WORK TO BE COMPLETED:
Which lines below contain the word "letter"? Copy each of them.

(Extracted records)
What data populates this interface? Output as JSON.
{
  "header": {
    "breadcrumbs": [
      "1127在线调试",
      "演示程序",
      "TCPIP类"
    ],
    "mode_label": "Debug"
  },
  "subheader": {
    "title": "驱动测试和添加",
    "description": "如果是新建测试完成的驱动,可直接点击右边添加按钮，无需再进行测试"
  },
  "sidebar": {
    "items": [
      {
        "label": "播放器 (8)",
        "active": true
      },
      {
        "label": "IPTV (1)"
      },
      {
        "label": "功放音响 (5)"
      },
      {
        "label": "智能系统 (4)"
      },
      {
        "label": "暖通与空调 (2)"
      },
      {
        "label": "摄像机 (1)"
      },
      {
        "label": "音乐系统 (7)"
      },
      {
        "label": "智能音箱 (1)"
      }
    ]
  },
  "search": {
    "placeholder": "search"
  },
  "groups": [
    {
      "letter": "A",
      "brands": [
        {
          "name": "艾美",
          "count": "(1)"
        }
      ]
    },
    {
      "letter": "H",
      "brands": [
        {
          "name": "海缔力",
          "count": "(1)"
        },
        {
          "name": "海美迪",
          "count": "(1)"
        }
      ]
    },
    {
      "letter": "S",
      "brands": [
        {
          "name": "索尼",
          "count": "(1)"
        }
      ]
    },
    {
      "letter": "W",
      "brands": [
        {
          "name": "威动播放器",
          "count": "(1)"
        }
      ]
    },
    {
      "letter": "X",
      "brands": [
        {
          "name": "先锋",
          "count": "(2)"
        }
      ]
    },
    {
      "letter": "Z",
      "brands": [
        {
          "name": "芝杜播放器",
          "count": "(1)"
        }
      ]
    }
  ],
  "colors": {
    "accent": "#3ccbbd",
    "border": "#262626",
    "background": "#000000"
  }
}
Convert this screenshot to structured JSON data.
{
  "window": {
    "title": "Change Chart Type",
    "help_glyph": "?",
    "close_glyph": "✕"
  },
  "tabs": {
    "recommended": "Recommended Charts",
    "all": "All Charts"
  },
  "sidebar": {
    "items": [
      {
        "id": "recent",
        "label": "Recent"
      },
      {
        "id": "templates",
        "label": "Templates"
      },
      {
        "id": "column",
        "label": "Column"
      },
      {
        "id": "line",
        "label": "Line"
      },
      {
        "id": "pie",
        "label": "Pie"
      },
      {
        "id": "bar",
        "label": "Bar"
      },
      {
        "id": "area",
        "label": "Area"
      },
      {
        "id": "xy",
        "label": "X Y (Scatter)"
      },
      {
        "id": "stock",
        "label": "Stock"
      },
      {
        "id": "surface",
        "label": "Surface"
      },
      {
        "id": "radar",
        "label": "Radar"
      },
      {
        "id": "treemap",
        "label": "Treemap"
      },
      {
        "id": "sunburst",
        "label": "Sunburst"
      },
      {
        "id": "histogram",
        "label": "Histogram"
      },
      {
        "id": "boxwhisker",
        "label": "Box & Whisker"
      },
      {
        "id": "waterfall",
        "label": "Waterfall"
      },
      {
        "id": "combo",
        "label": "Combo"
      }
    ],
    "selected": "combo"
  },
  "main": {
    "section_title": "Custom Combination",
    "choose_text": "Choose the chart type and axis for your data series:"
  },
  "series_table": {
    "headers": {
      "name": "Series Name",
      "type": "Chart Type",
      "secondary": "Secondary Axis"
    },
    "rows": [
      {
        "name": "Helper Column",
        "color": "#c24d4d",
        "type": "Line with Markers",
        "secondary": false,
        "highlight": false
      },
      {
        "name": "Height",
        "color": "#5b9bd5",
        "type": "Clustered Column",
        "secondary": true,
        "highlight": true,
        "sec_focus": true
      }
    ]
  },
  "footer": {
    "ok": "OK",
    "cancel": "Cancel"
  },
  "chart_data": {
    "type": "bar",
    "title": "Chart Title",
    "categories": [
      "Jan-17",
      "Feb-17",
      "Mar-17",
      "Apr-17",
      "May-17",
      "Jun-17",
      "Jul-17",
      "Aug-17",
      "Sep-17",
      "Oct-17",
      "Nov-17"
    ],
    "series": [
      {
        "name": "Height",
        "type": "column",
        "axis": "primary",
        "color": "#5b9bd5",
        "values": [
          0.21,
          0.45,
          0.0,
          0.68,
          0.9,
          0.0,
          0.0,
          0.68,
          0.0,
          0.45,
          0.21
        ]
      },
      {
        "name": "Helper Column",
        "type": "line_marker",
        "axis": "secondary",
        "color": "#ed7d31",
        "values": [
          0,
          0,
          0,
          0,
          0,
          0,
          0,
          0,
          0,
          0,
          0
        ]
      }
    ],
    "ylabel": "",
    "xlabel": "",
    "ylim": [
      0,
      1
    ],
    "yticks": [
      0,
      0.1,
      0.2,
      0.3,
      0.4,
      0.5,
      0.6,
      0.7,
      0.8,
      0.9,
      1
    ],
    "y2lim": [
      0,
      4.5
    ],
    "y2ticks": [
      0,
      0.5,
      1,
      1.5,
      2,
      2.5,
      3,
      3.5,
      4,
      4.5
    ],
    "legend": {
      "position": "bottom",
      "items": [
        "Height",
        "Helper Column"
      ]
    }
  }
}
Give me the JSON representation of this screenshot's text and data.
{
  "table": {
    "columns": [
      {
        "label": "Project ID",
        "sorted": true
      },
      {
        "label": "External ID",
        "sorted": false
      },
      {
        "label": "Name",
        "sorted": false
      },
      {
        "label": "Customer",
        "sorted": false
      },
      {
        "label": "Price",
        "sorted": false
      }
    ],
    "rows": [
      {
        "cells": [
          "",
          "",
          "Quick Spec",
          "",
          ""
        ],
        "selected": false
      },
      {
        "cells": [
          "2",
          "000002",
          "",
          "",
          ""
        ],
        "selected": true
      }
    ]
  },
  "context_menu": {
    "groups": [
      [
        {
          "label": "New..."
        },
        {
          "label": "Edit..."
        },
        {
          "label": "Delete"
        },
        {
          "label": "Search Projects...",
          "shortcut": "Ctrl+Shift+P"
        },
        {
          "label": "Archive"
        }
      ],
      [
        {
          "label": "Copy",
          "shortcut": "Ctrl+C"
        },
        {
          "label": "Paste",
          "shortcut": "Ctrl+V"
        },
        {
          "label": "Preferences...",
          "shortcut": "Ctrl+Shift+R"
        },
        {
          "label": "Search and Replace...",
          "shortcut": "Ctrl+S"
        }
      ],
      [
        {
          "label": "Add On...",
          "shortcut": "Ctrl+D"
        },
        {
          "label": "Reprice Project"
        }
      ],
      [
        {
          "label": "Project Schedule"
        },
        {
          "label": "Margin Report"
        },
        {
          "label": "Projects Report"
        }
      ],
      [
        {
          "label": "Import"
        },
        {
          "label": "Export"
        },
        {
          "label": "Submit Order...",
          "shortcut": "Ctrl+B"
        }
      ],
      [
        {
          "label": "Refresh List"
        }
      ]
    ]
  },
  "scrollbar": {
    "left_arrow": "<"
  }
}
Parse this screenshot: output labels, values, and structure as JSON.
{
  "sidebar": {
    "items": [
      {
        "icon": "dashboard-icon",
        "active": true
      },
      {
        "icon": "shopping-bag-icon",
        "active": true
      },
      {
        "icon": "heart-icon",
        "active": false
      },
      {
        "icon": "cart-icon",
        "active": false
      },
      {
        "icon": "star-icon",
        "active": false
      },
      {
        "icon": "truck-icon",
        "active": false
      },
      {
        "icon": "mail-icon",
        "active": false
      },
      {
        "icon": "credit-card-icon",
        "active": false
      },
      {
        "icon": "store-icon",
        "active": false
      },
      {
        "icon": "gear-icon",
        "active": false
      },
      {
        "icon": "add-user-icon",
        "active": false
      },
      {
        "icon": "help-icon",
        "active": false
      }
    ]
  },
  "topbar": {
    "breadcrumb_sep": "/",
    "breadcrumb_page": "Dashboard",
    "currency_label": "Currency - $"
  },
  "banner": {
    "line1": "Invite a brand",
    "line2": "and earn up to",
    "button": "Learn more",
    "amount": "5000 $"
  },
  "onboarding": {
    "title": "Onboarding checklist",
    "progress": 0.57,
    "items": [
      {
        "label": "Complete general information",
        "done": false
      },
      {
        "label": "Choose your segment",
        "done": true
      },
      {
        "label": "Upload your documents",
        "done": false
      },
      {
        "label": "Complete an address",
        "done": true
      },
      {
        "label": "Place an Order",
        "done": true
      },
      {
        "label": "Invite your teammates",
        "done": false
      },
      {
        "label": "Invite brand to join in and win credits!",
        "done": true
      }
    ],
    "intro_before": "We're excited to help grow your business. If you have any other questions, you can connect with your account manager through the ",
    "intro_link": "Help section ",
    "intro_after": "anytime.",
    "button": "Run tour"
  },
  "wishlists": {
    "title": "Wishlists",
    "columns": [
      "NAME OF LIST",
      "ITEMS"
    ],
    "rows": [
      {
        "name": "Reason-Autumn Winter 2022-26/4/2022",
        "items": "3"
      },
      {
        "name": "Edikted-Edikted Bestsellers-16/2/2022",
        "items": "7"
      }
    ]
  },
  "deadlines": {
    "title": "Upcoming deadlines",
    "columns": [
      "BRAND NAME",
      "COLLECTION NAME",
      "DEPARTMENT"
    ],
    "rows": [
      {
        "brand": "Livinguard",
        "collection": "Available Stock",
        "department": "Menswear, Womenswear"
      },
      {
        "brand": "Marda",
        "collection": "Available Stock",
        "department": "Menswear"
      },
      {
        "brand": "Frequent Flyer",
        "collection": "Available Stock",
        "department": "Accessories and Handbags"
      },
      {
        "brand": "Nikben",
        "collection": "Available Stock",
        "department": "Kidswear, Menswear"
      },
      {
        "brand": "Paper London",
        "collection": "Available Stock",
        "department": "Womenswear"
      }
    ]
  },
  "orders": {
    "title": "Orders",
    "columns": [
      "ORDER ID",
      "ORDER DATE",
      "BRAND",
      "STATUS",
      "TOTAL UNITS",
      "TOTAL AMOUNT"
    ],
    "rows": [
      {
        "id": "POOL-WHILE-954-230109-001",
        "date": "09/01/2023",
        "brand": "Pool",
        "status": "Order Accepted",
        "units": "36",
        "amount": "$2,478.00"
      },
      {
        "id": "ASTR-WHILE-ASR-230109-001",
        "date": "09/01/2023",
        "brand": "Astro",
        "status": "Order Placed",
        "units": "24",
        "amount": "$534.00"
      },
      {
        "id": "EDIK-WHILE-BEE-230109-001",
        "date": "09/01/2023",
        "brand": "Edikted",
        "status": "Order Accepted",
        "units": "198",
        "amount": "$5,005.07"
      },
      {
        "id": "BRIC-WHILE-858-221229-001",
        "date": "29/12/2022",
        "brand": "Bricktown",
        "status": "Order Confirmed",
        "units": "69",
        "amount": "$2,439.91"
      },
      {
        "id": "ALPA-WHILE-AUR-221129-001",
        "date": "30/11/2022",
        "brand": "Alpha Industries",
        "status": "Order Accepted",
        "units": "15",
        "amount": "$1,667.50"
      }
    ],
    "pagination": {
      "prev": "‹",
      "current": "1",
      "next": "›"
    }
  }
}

ANSWER AREA:
      "letter": "A",
      "letter": "H",
      "letter": "S",
      "letter": "W",
      "letter": "X",
      "letter": "Z",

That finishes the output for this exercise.